→ What to work on
Report every line of the data where the string "devam" appears.

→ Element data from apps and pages
_____

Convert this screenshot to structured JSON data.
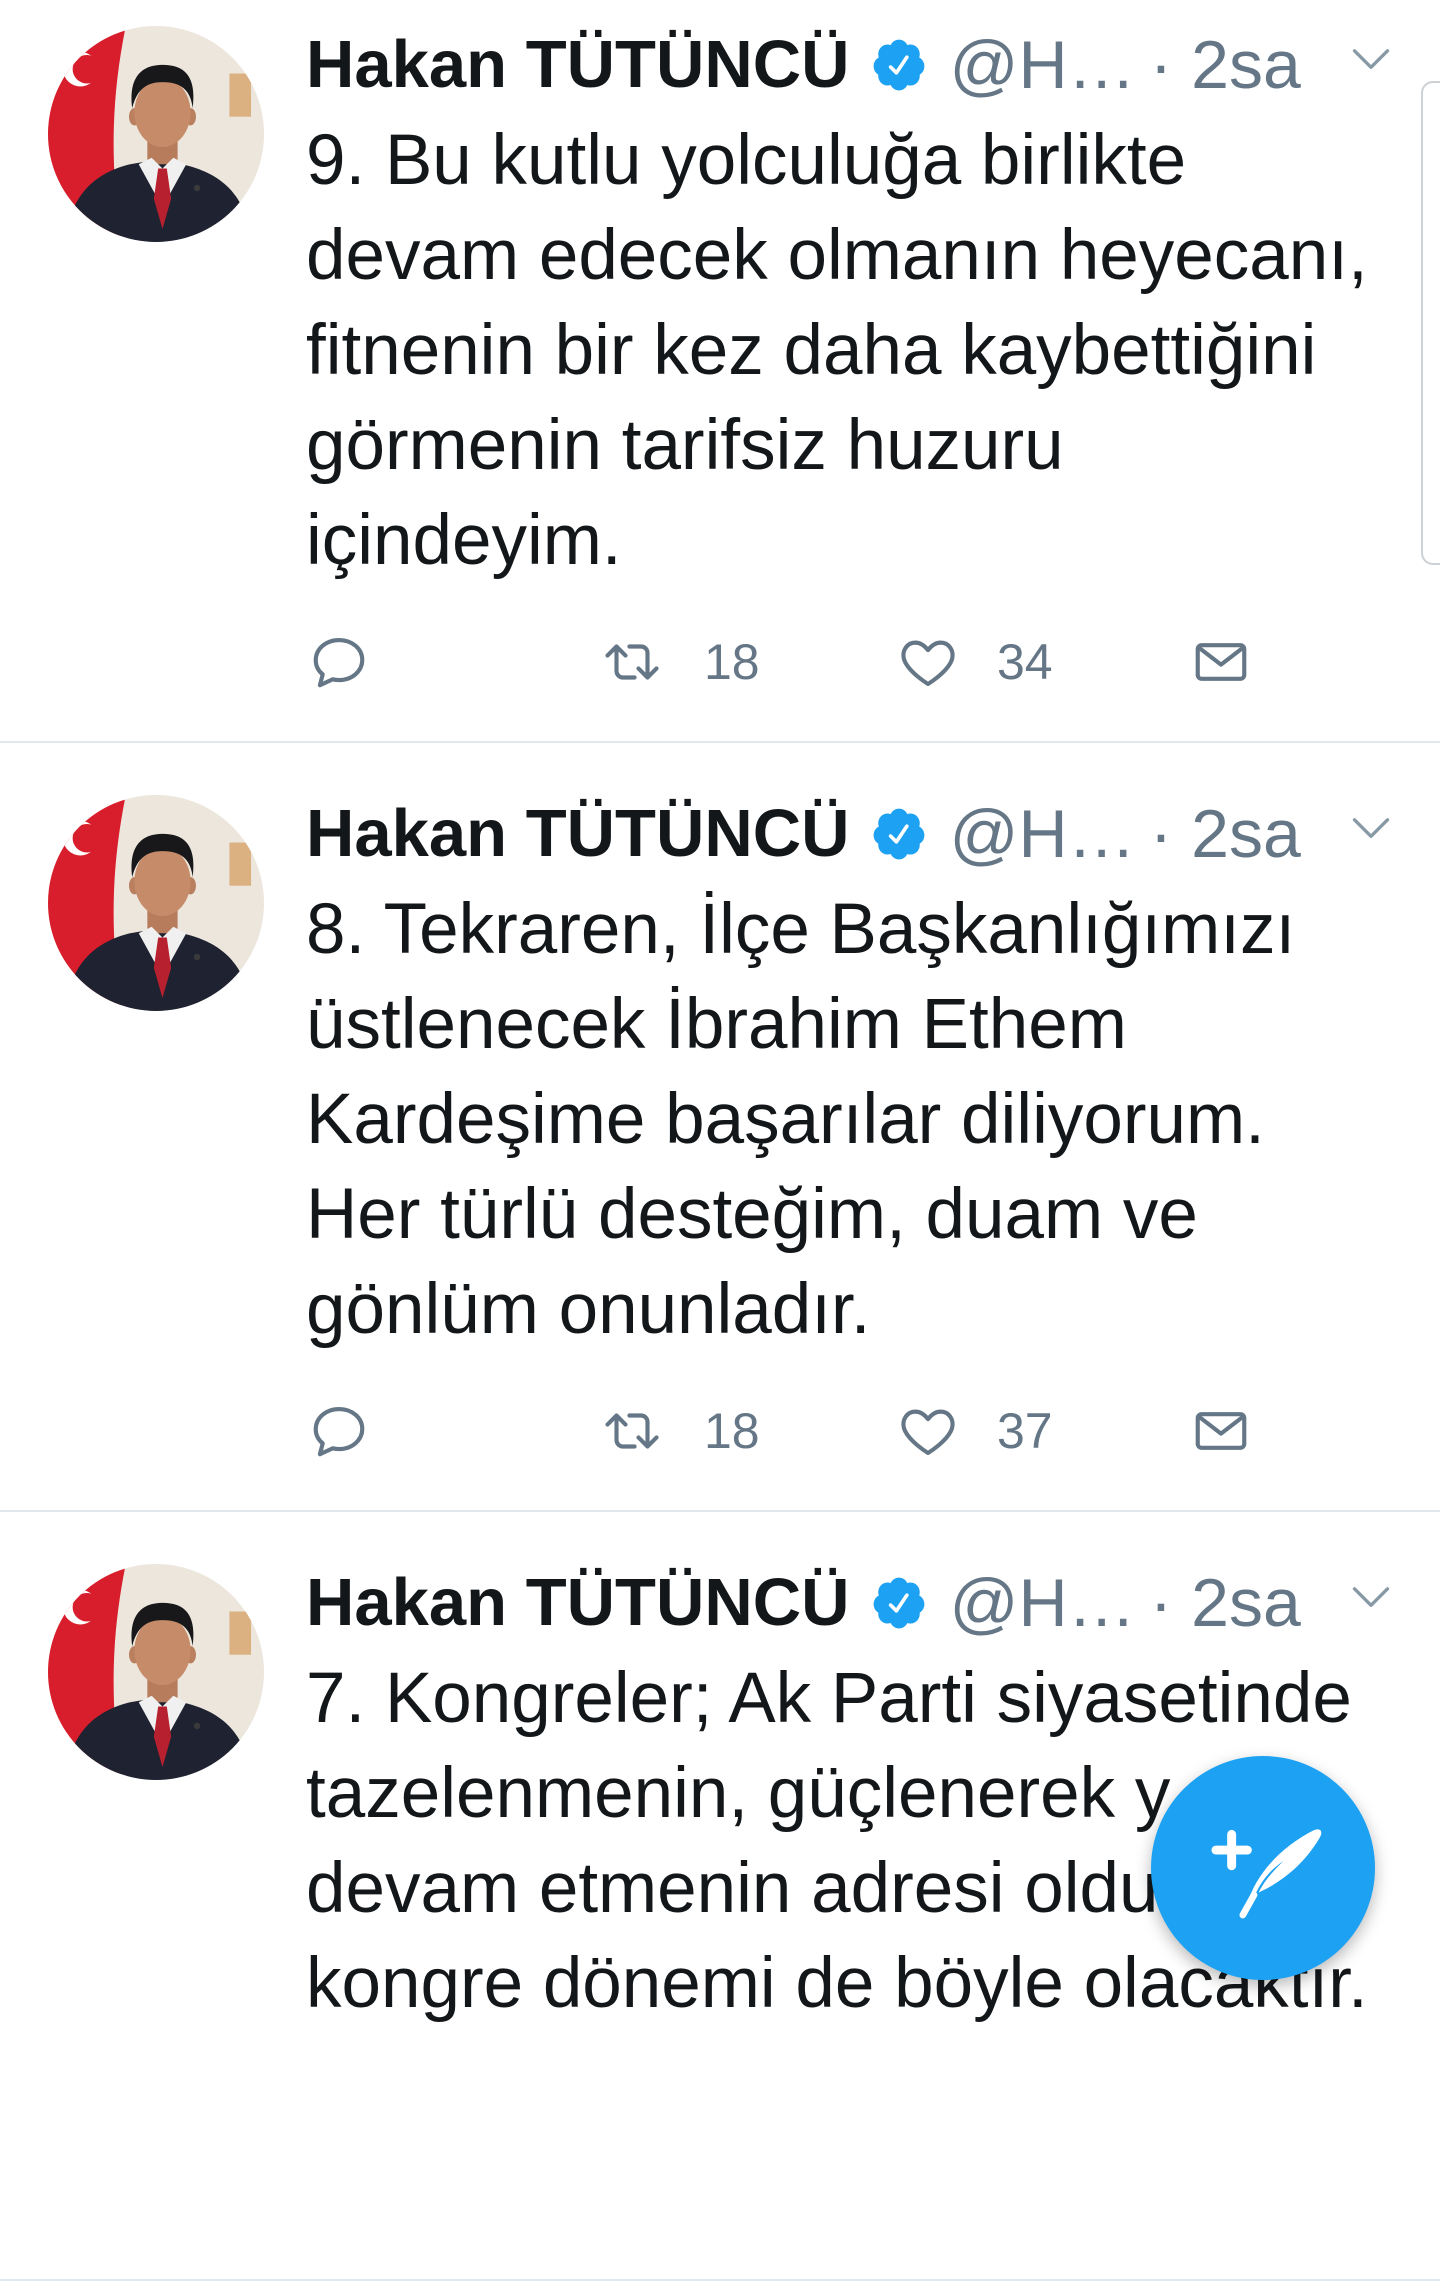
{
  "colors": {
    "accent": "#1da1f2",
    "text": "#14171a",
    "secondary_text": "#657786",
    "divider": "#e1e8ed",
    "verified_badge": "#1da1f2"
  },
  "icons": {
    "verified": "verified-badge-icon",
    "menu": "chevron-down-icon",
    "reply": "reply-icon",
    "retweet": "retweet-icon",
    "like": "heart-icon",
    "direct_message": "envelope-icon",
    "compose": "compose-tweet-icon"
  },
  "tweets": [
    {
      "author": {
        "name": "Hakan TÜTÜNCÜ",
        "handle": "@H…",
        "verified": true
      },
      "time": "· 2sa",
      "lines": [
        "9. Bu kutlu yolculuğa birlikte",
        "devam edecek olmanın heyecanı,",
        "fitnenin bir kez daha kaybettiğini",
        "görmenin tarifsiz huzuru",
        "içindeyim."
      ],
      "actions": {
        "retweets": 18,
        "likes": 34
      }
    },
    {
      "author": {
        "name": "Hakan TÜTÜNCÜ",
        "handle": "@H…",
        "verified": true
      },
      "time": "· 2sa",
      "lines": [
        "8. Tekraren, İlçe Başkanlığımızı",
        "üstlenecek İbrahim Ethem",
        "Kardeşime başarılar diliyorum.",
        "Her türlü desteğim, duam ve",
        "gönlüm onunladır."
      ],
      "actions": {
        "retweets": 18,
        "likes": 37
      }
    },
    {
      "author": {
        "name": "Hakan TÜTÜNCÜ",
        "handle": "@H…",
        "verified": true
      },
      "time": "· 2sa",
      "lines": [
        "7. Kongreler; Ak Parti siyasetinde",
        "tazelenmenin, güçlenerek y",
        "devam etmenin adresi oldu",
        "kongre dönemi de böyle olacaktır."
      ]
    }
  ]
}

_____

→ Response to the exercise
        "devam edecek olmanın heyecanı,",
        "devam etmenin adresi oldu",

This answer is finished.